It comes on the heels of an announcement by USAID and the World Food Programme (WFP) last month to freeze food aid to Tigray after the agencies discovered that shipments were being diverted to local markets.
Neither USAID nor WFP have identified those responsible for taking the aid and reselling it.
The US agency has discussed the matter with Ethiopia's government, and Secretary of State Antony Blinken raised the issue with Deputy Prime Minister and Foreign Minister Demeke Mekonnen on the sidelines of a ministerial gathering in Saudi Arabia.
Blinken "welcomed the Ethiopian government's commitment to work together to conduct a full investigation into the diversion of US food assistance and to hold accountable those found responsible", State Department spokesperson Matthew Miller said Thursday.
Nearly 32 million people in Ethiopia, Kenya and Somalia are in the grip of the worst drought in decades, and aid agencies have raised famine warnings unless more funding is made available to help the affected regions.
In addition to the crisis in the drought-hit south, northern Tigray suffered from dire shortages of food, fuel, cash and medicines during the two-year conflict between forces loyal to Ethiopia's government and the Tigray People's Liberation Front.
A peace deal signed on November 2 just passed the seven-month mark, implementation of the accord has progressed slowly without a major return to fighting, and some basic services have resumed to the region of six million people.
But media access remains restricted, and it is impossible to independently verify the situation on the ground.
Michael Ryan, emergencies director at the World Health Organization, told a press briefing in Geneva that although humanitarian access had improved in Tigray and other parts of Ethiopia, "significant gaps" remained.
"There are still some areas that are not accessible," he said, pointing to the contested region of western Tigray, which is controlled by militias from neighbouring Amhara and claimed by Amharas and Tigrayans.
"We estimate that in Ethiopia as a whole, about 17.4 million people are in need of humanitarian assistance," Ryan added.

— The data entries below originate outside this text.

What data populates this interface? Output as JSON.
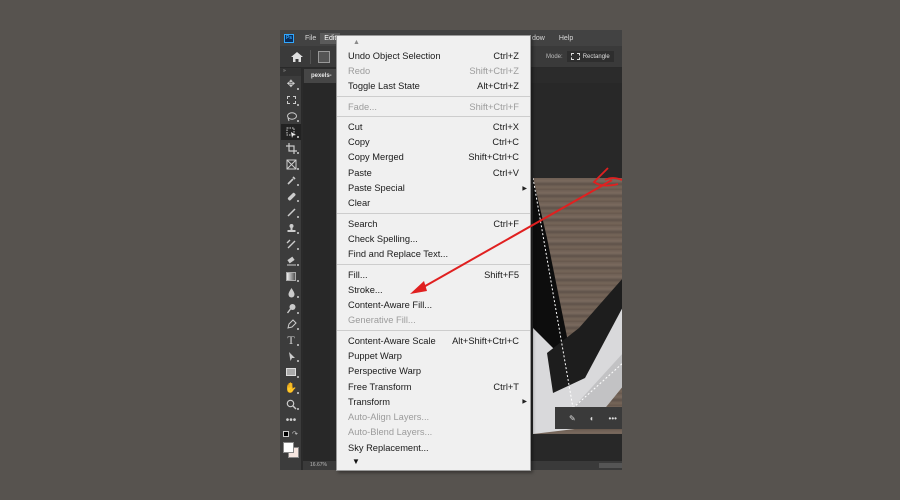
{
  "app": {
    "name": "Photoshop",
    "logo_text": "Ps"
  },
  "menubar": {
    "items": [
      "File",
      "Edit"
    ],
    "right_items": [
      "dow",
      "Help"
    ],
    "active": "Edit"
  },
  "options_bar": {
    "mode_label": "Mode:",
    "mode_value": "Rectangle"
  },
  "document": {
    "tab_label": "pexels-",
    "zoom": "16.67%"
  },
  "toolbar": {
    "tools": [
      "move-tool",
      "marquee-tool",
      "lasso-tool",
      "object-selection-tool",
      "crop-tool",
      "frame-tool",
      "eyedropper-tool",
      "healing-brush-tool",
      "brush-tool",
      "clone-stamp-tool",
      "history-brush-tool",
      "eraser-tool",
      "gradient-tool",
      "blur-tool",
      "dodge-tool",
      "pen-tool",
      "type-tool",
      "path-selection-tool",
      "rectangle-tool",
      "hand-tool",
      "zoom-tool",
      "edit-toolbar"
    ],
    "selected": "object-selection-tool",
    "foreground_color": "#ffffff",
    "background_color": "#f6e6e0"
  },
  "edit_menu": {
    "groups": [
      [
        {
          "label": "Undo Object Selection",
          "shortcut": "Ctrl+Z",
          "enabled": true
        },
        {
          "label": "Redo",
          "shortcut": "Shift+Ctrl+Z",
          "enabled": false
        },
        {
          "label": "Toggle Last State",
          "shortcut": "Alt+Ctrl+Z",
          "enabled": true
        }
      ],
      [
        {
          "label": "Fade...",
          "shortcut": "Shift+Ctrl+F",
          "enabled": false
        }
      ],
      [
        {
          "label": "Cut",
          "shortcut": "Ctrl+X",
          "enabled": true
        },
        {
          "label": "Copy",
          "shortcut": "Ctrl+C",
          "enabled": true
        },
        {
          "label": "Copy Merged",
          "shortcut": "Shift+Ctrl+C",
          "enabled": true
        },
        {
          "label": "Paste",
          "shortcut": "Ctrl+V",
          "enabled": true
        },
        {
          "label": "Paste Special",
          "shortcut": "",
          "enabled": true,
          "submenu": true
        },
        {
          "label": "Clear",
          "shortcut": "",
          "enabled": true
        }
      ],
      [
        {
          "label": "Search",
          "shortcut": "Ctrl+F",
          "enabled": true
        },
        {
          "label": "Check Spelling...",
          "shortcut": "",
          "enabled": true
        },
        {
          "label": "Find and Replace Text...",
          "shortcut": "",
          "enabled": true
        }
      ],
      [
        {
          "label": "Fill...",
          "shortcut": "Shift+F5",
          "enabled": true
        },
        {
          "label": "Stroke...",
          "shortcut": "",
          "enabled": true
        },
        {
          "label": "Content-Aware Fill...",
          "shortcut": "",
          "enabled": true
        },
        {
          "label": "Generative Fill...",
          "shortcut": "",
          "enabled": false
        }
      ],
      [
        {
          "label": "Content-Aware Scale",
          "shortcut": "Alt+Shift+Ctrl+C",
          "enabled": true
        },
        {
          "label": "Puppet Warp",
          "shortcut": "",
          "enabled": true
        },
        {
          "label": "Perspective Warp",
          "shortcut": "",
          "enabled": true
        },
        {
          "label": "Free Transform",
          "shortcut": "Ctrl+T",
          "enabled": true
        },
        {
          "label": "Transform",
          "shortcut": "",
          "enabled": true,
          "submenu": true
        },
        {
          "label": "Auto-Align Layers...",
          "shortcut": "",
          "enabled": false
        },
        {
          "label": "Auto-Blend Layers...",
          "shortcut": "",
          "enabled": false
        },
        {
          "label": "Sky Replacement...",
          "shortcut": "",
          "enabled": true
        }
      ]
    ]
  },
  "annotation": {
    "color": "#e02020",
    "points_to": "Stroke..."
  }
}
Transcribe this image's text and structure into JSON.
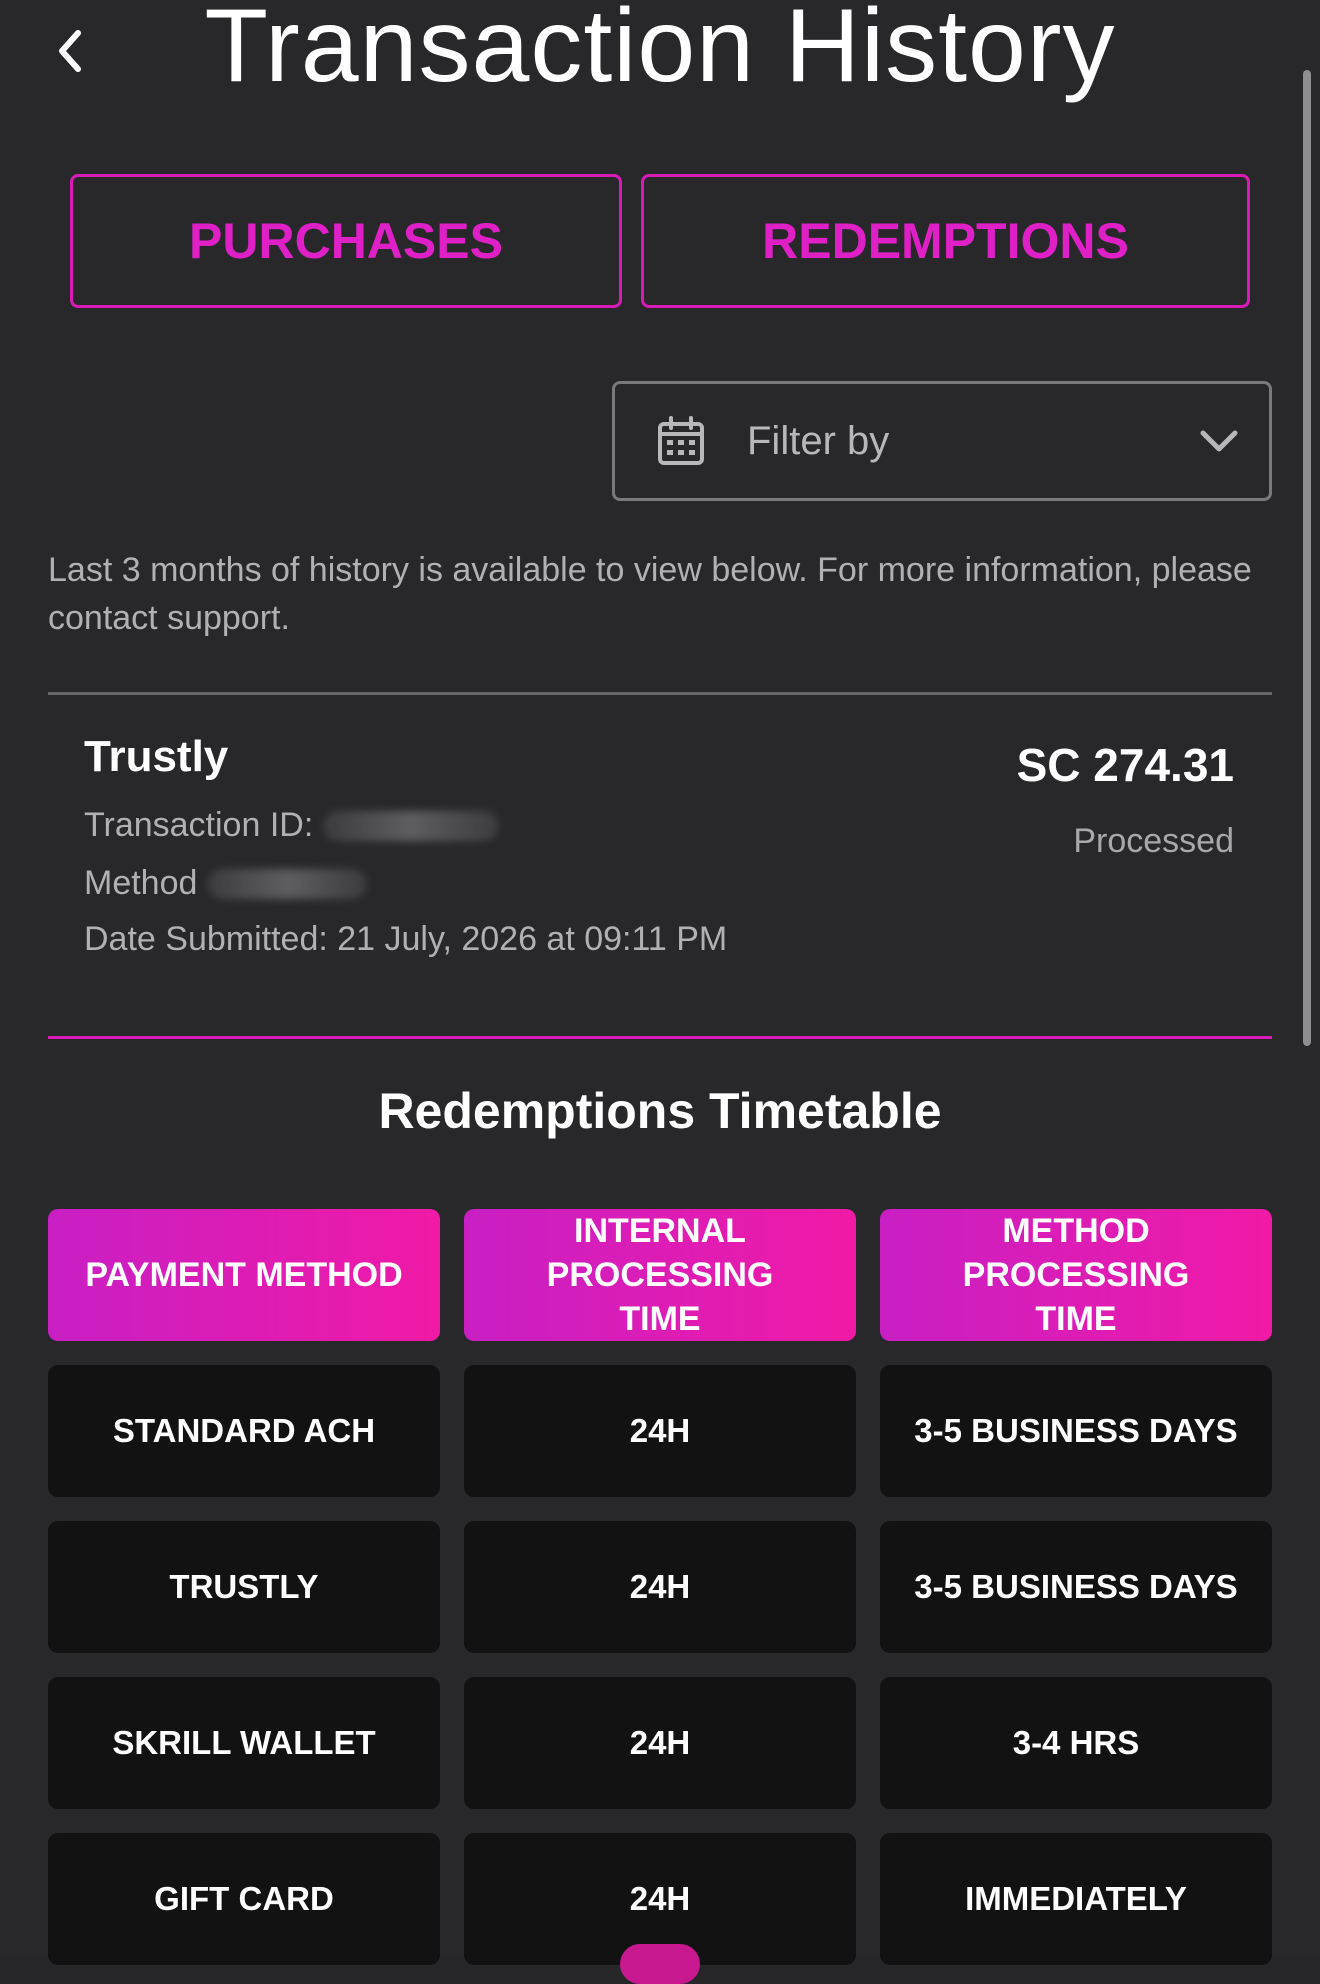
{
  "header": {
    "title": "Transaction History",
    "back_icon": "chevron-left-icon"
  },
  "tabs": [
    {
      "label": "PURCHASES"
    },
    {
      "label": "REDEMPTIONS"
    }
  ],
  "filter": {
    "label": "Filter by",
    "icon": "calendar-icon",
    "dropdown_icon": "chevron-down-icon"
  },
  "info_text": "Last 3 months of history is available to view below. For more information, please contact support.",
  "transaction": {
    "name": "Trustly",
    "amount": "SC 274.31",
    "status": "Processed",
    "id_label": "Transaction ID:",
    "method_label": "Method",
    "date_submitted": "Date Submitted: 21 July, 2026 at 09:11 PM"
  },
  "timetable": {
    "title": "Redemptions Timetable",
    "headers": [
      "PAYMENT METHOD",
      "INTERNAL PROCESSING TIME",
      "METHOD PROCESSING TIME"
    ],
    "rows": [
      [
        "STANDARD ACH",
        "24H",
        "3-5 BUSINESS DAYS"
      ],
      [
        "TRUSTLY",
        "24H",
        "3-5 BUSINESS DAYS"
      ],
      [
        "SKRILL WALLET",
        "24H",
        "3-4 HRS"
      ],
      [
        "GIFT CARD",
        "24H",
        "IMMEDIATELY"
      ]
    ]
  },
  "colors": {
    "accent": "#e020c7",
    "gradient_start": "#c81fc4",
    "gradient_end": "#f01aa6",
    "background": "#28282b",
    "cell_background": "#121213"
  }
}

According to a USAID statement published in March this year, the US "remains the single largest humanitarian donor to Ethiopia, providing more than $1.8 billion in lifesaving assistance since fiscal year 2022".